    "Our National Parks, no matter how grand in scale are too small and separated from one another to preserve species to the levels needed. Thus, the concept for Homegrown National Park™, a bottom-up call-to-action to restore habitat where we live and work, and to a lesser extent where we farm and graze, extending national parks to our yards and communities.” - Doug Tallamy

    Doing this provides the ecological networks that connect preserved habitat fragments with one another sustainably enlarging populations of plants and animals.

    The map will be a community-based visual that will show each person’s individual contribution to planting native. The HGNP Map will gauge the success of reaching our goal of 20 million acres of native planting in the United States! Help us by getting Jericho represented on the map.

    Click on the image below for more information.

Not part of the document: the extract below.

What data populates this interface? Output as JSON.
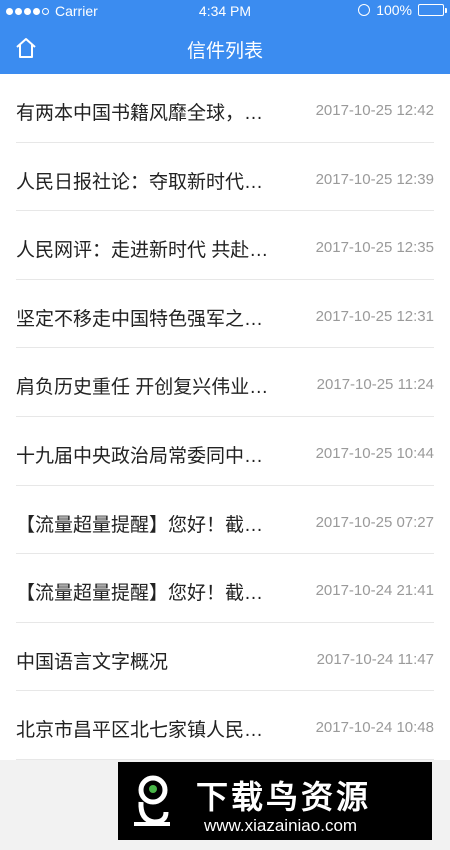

    HOMEGROWN NATIONAL PARK™ - Start a new HABITAT™ has no political, religious, cultural or geographic boundaries because everyone - every human being on this planet - needs diverse, highly productive ecosystems to survive.